** Opening Provided entries block **

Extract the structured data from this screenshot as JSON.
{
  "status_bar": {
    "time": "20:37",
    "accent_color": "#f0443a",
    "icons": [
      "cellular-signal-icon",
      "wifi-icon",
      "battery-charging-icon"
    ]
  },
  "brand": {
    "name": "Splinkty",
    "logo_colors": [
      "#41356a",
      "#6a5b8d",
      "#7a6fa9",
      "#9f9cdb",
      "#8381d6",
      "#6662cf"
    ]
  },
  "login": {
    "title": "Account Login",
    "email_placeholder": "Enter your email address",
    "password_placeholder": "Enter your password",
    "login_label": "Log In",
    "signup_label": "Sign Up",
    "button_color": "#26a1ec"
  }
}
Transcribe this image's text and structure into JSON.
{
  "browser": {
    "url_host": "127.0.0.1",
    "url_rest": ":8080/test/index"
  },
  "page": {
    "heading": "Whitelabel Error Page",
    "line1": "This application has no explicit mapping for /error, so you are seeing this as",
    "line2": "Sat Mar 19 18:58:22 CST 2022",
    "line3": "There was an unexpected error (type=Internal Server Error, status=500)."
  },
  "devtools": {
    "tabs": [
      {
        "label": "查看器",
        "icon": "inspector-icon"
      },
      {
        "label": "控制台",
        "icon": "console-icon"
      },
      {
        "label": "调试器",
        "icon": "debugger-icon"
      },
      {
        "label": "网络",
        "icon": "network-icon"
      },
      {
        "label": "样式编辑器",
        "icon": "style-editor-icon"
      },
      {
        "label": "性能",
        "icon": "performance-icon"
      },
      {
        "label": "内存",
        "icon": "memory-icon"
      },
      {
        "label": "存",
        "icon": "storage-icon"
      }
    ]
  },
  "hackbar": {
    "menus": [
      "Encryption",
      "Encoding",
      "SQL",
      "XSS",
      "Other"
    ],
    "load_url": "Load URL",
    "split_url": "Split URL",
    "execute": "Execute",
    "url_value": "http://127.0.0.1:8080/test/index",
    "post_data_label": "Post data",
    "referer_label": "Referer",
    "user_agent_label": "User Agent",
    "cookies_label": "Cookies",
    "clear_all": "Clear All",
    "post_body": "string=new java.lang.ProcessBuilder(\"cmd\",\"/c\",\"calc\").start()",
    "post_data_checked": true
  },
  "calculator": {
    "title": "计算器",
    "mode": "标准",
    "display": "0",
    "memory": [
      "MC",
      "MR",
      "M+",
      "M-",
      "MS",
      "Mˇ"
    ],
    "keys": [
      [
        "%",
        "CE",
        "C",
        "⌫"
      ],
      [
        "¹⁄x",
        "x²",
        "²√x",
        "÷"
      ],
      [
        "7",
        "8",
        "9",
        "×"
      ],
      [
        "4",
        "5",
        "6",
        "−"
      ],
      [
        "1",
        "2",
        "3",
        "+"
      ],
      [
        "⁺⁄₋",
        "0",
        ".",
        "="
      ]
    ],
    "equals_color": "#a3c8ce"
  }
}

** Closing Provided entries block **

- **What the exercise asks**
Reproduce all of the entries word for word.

- **Exercise answer**
Extract the structured data from this screenshot as JSON.
{
  "status_bar": {
    "time": "20:37",
    "accent_color": "#f0443a",
    "icons": [
      "cellular-signal-icon",
      "wifi-icon",
      "battery-charging-icon"
    ]
  },
  "brand": {
    "name": "Splinkty",
    "logo_colors": [
      "#41356a",
      "#6a5b8d",
      "#7a6fa9",
      "#9f9cdb",
      "#8381d6",
      "#6662cf"
    ]
  },
  "login": {
    "title": "Account Login",
    "email_placeholder": "Enter your email address",
    "password_placeholder": "Enter your password",
    "login_label": "Log In",
    "signup_label": "Sign Up",
    "button_color": "#26a1ec"
  }
}
Transcribe this image's text and structure into JSON.
{
  "browser": {
    "url_host": "127.0.0.1",
    "url_rest": ":8080/test/index"
  },
  "page": {
    "heading": "Whitelabel Error Page",
    "line1": "This application has no explicit mapping for /error, so you are seeing this as",
    "line2": "Sat Mar 19 18:58:22 CST 2022",
    "line3": "There was an unexpected error (type=Internal Server Error, status=500)."
  },
  "devtools": {
    "tabs": [
      {
        "label": "查看器",
        "icon": "inspector-icon"
      },
      {
        "label": "控制台",
        "icon": "console-icon"
      },
      {
        "label": "调试器",
        "icon": "debugger-icon"
      },
      {
        "label": "网络",
        "icon": "network-icon"
      },
      {
        "label": "样式编辑器",
        "icon": "style-editor-icon"
      },
      {
        "label": "性能",
        "icon": "performance-icon"
      },
      {
        "label": "内存",
        "icon": "memory-icon"
      },
      {
        "label": "存",
        "icon": "storage-icon"
      }
    ]
  },
  "hackbar": {
    "menus": [
      "Encryption",
      "Encoding",
      "SQL",
      "XSS",
      "Other"
    ],
    "load_url": "Load URL",
    "split_url": "Split URL",
    "execute": "Execute",
    "url_value": "http://127.0.0.1:8080/test/index",
    "post_data_label": "Post data",
    "referer_label": "Referer",
    "user_agent_label": "User Agent",
    "cookies_label": "Cookies",
    "clear_all": "Clear All",
    "post_body": "string=new java.lang.ProcessBuilder(\"cmd\",\"/c\",\"calc\").start()",
    "post_data_checked": true
  },
  "calculator": {
    "title": "计算器",
    "mode": "标准",
    "display": "0",
    "memory": [
      "MC",
      "MR",
      "M+",
      "M-",
      "MS",
      "Mˇ"
    ],
    "keys": [
      [
        "%",
        "CE",
        "C",
        "⌫"
      ],
      [
        "¹⁄x",
        "x²",
        "²√x",
        "÷"
      ],
      [
        "7",
        "8",
        "9",
        "×"
      ],
      [
        "4",
        "5",
        "6",
        "−"
      ],
      [
        "1",
        "2",
        "3",
        "+"
      ],
      [
        "⁺⁄₋",
        "0",
        ".",
        "="
      ]
    ],
    "equals_color": "#a3c8ce"
  }
}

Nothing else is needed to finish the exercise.